Ibrahim Kamara was just 19 years old.

As with other grieving mothers, Khadijah found out about the death of her son through social media. The Facebook update included a picture of his face in an unzipped body bag lying in the desert. That was the grim fate of a teenager who, as his mother put it, had fallen in with the “wrong people”.

Khadijah Kamara said last week: “I didn’t know how to deal with it. I couldn’t imagine a member of my family could even think about this kind of thing.”

I’ve talked to other mothers of sons who have been radicalised by extremists. Often troubled youngsters looking for an identity, a purpose in life. They’re preyed on by extremists who give them easy solutions and a path to false glory. In the case of Ibrahim Kamara and others his age, the path has led instead to a short life and the broken hearts of those families members left behind.

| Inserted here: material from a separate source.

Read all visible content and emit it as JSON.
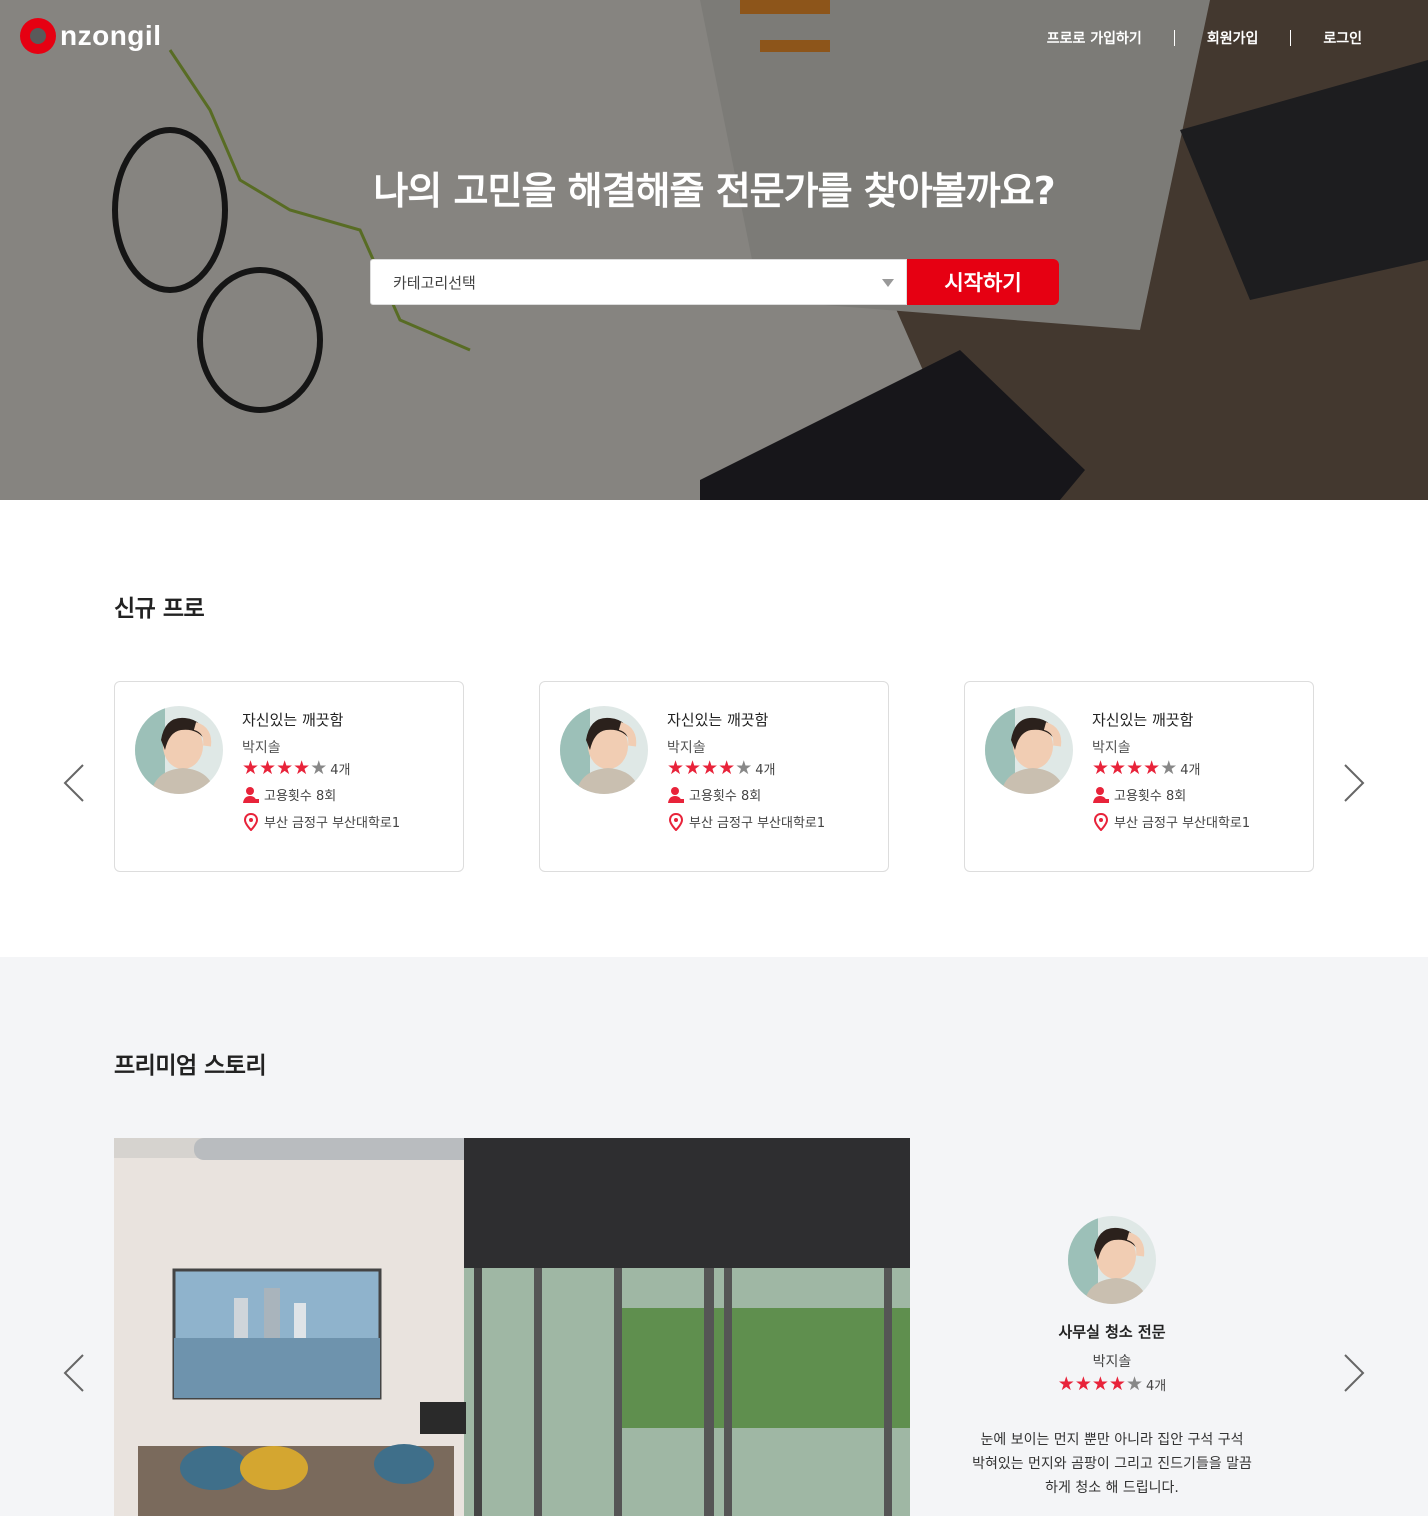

Many who, even years after the loss of their child, are still searching for answers to their hundreds of questions.

Our campaign #MakingAStand launched last week and aims to drive a wedge between the radicalisers and their targets. We’re going to bring communities closer together to stop more deaths like that of Ibrahim Kamara.  Our children and brothers and sisters are not battle fodder for Al Qaeda or the Islamic State. They have productive and fruitful lives ahead of them.

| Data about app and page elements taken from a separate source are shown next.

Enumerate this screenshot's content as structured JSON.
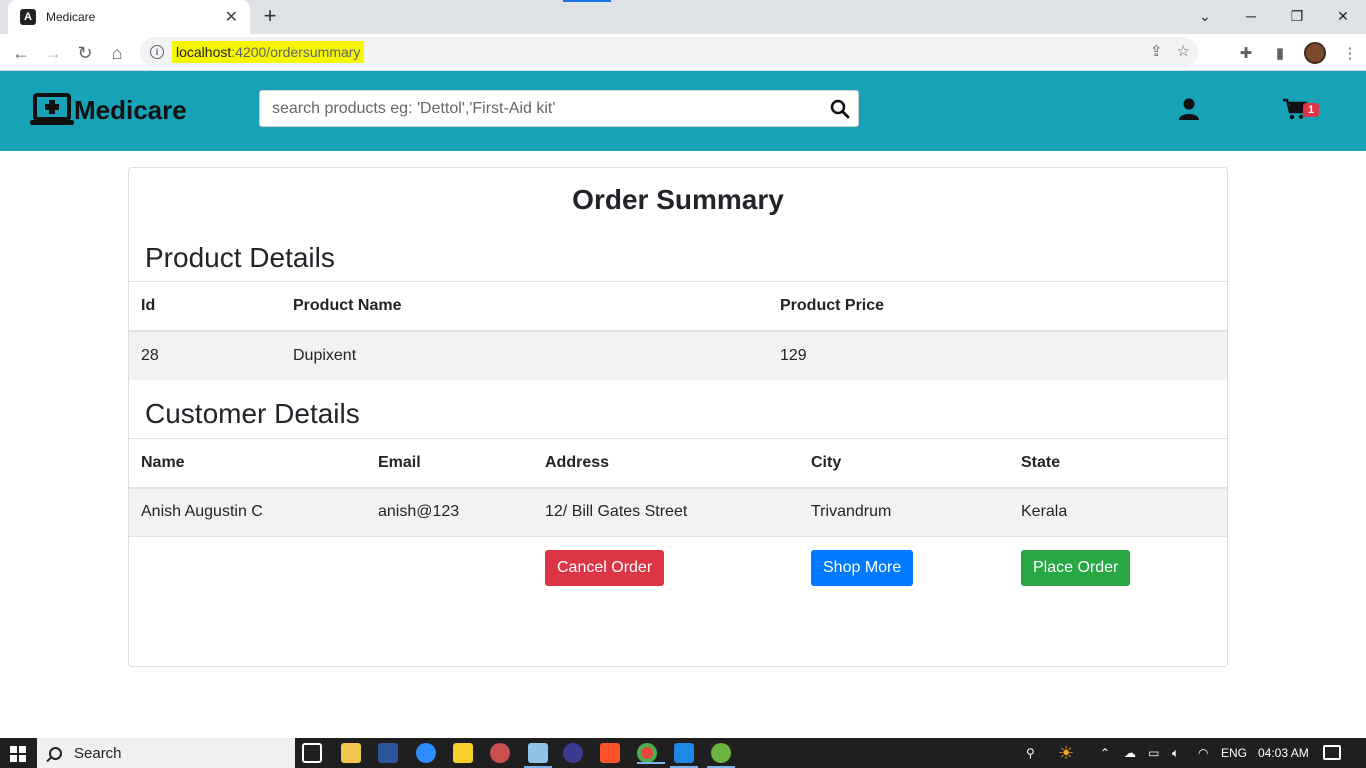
{
  "browser": {
    "tab_title": "Medicare",
    "tab_favicon": "A",
    "url_host": "localhost",
    "url_rest": ":4200/ordersummary"
  },
  "navbar": {
    "brand": "Medicare",
    "search_placeholder": "search products eg: 'Dettol','First-Aid kit'",
    "cart_count": "1"
  },
  "page": {
    "title": "Order Summary",
    "product_section": "Product Details",
    "product_headers": [
      "Id",
      "Product Name",
      "Product Price"
    ],
    "product_row": [
      "28",
      "Dupixent",
      "129"
    ],
    "customer_section": "Customer Details",
    "customer_headers": [
      "Name",
      "Email",
      "Address",
      "City",
      "State"
    ],
    "customer_row": [
      "Anish Augustin C",
      "anish@123",
      "12/ Bill Gates Street",
      "Trivandrum",
      "Kerala"
    ],
    "buttons": {
      "cancel": "Cancel Order",
      "shop_more": "Shop More",
      "place": "Place Order"
    }
  },
  "colors": {
    "navbar": "#17a2b8",
    "danger": "#dc3545",
    "primary": "#007bff",
    "success": "#28a745"
  },
  "taskbar": {
    "search_label": "Search",
    "lang": "ENG",
    "time": "04:03 AM"
  }
}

Unfortunately, we’ll hear of more young British lives being lost in Syria and Iraq. Ibrahim Kamara was not the first and he certainly won’t be the last. We must stem the flow of recruits to the killing grounds of Syria and Iraq because these young people could have had a completely different life.

That’s why it is imperative that as Muslim women we must make a stand and take the lead in challenging extremism. Join us and show your support by tweeting using the #MakingAStand hashtag and find out more on the website. Together, we can make a difference for our children, our families and ultimately, our communities.